For a population mean vector , the usual estimate is the sample mean vector
A variance estimate for is , where is the sample covariance matrix
These statistics can be computed from a procedure such as PROC CORR. This approach is illustrated in Example 58.2.
Many SAS procedures are available for regression analysis. Among them, PROC REG provides the most general analysis capabilities, and others like PROC LOGISTIC and PROC MIXED provide more specialized analyses.
Some regression procedures, such as REG and LOGISTIC, create an EST type data set that contains both the parameter estimates for the regression coefficients and their associated covariance matrix.
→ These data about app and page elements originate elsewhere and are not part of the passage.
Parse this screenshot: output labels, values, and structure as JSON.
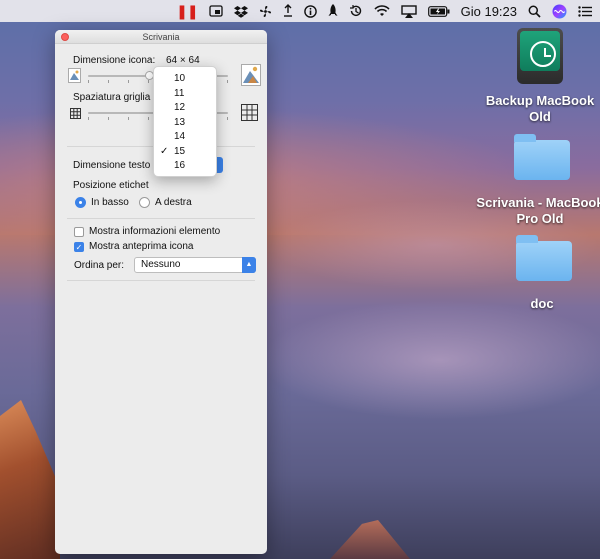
{
  "menubar": {
    "icons": [
      "pause-icon",
      "screen-capture-icon",
      "dropbox-icon",
      "fan-icon",
      "share-icon",
      "info-icon",
      "rocket-icon",
      "time-machine-icon",
      "wifi-icon",
      "airplay-icon",
      "battery-icon",
      "search-icon",
      "siri-icon",
      "menu-list-icon"
    ],
    "clock": "Gio 19:23"
  },
  "window": {
    "title": "Scrivania",
    "icon_size_label": "Dimensione icona:",
    "icon_size_value": "64 × 64",
    "grid_spacing_label": "Spaziatura griglia",
    "text_size_label": "Dimensione testo",
    "label_position_label": "Posizione etichet",
    "radio_bottom": "In basso",
    "radio_right": "A destra",
    "check_info": "Mostra informazioni elemento",
    "check_preview": "Mostra anteprima icona",
    "sort_label": "Ordina per:",
    "sort_value": "Nessuno"
  },
  "popup": {
    "items": [
      "10",
      "11",
      "12",
      "13",
      "14",
      "15",
      "16"
    ],
    "selected": "15"
  },
  "desktop": {
    "backup": "Backup MacBook Old",
    "scrivania": "Scrivania - MacBook Pro Old",
    "doc": "doc"
  },
  "colors": {
    "accent": "#3b82e8",
    "close": "#fc605c",
    "pause": "#d8201c"
  }
}
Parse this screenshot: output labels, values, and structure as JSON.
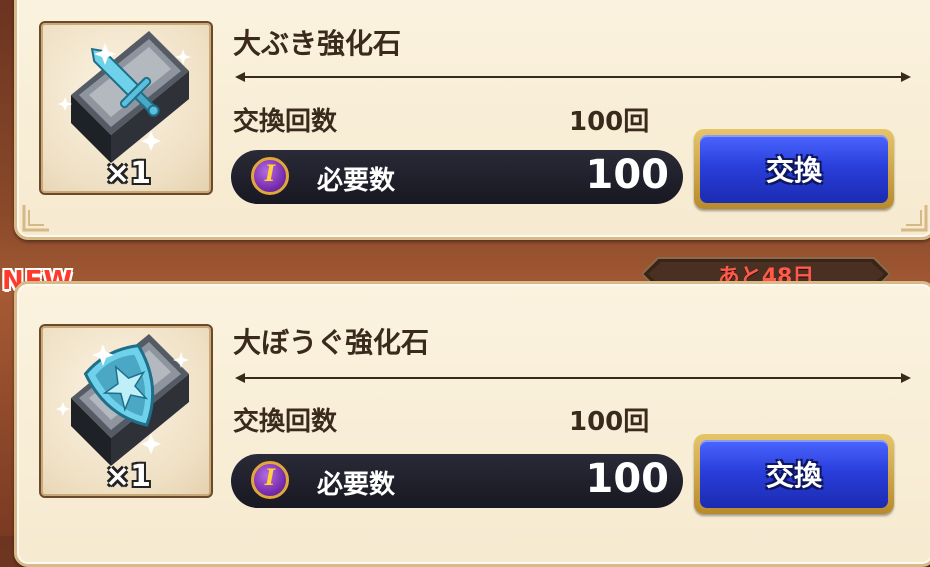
{
  "items": [
    {
      "name": "大ぶき強化石",
      "icon": "sword-stone-icon",
      "quantity": "×1",
      "exchange_count_label": "交換回数",
      "exchange_count_value": "100回",
      "required_label": "必要数",
      "required_value": "100",
      "coin_letter": "I",
      "button_label": "交換"
    },
    {
      "name": "大ぼうぐ強化石",
      "icon": "shield-stone-icon",
      "quantity": "×1",
      "exchange_count_label": "交換回数",
      "exchange_count_value": "100回",
      "required_label": "必要数",
      "required_value": "100",
      "coin_letter": "I",
      "button_label": "交換",
      "badge": "NEW",
      "time_remaining": "あと48日"
    }
  ],
  "colors": {
    "button_blue": "#2a3fdc",
    "button_gold": "#e6c56a",
    "new_badge": "#ff3a2a",
    "timer_text": "#ff5a4a",
    "card_bg": "#f6ead0"
  }
}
You can read an EST type data set in the MIANALYZE procedure with the DATA= option. This approach is illustrated in Example 58.3.
Other procedures, such as GLM, MIXED, and GENMOD, do not generate EST type data sets for regression coefficients. For PROC MIXED and PROC GENMOD, you can use ODS OUTPUT statement to save parameter estimates in a data set and the associated covariance matrix in a separate data set. These data sets are then read in the MIANALYZE procedure with the PARMS= and COVB= options, respectively. This approach is illustrated in Example 58.4 for PROC MIXED and in Example 58.5 for PROC GENMOD.
PROC GLM does not display tables for covariance matrices. However, you can use the ODS OUTPUT statement to save parameter estimates and associated standard errors in a data set and the associated matrix in a separate data set. These data sets are then read in the MIANALYZE procedure with the PARMS= and XPXI= options, respectively. This approach is illustrated in Example 58.6.
For univariate inference, only parameter estimates and associated standard errors are needed. You can use the ODS OUTPUT statement to save parameter estimates and associated standard errors in a data set. This data set is then read in the MIANALYZE procedure with the PARMS= option. This approach is illustrated in Example 58.4.
For the population correlation coefficient , a point estimate is the sample correlation coefficient r. However, for nonzero , the distribution of r is skewed.
The distribution of r can be normalized through Fisher’s z transformation
is approximately normally distributed with mean and variance .
With a point estimate and an approximate 95% confidence interval for , a point estimate and a 95% confidence interval for can be obtained by applying the inverse transformation
to , and .
This approach is illustrated in Example 58.10.
For the ratio of means for variables and , the point estimate is , the ratio of the sample means. The Taylor expansion and delta method can be applied to the function to obtain the variance estimate (Schafer, 1997, p. 196)
where and are the sample variances of and , respectively, and is the sample covariance between and .
A ratio of sample means will be approximately unbiased and normally distributed if the coefficient of variation of the denominator (the standard error for the mean divided by the estimated mean) is 10% or less (Cochran 1977, p. 166; Schafer 1997, p. 196).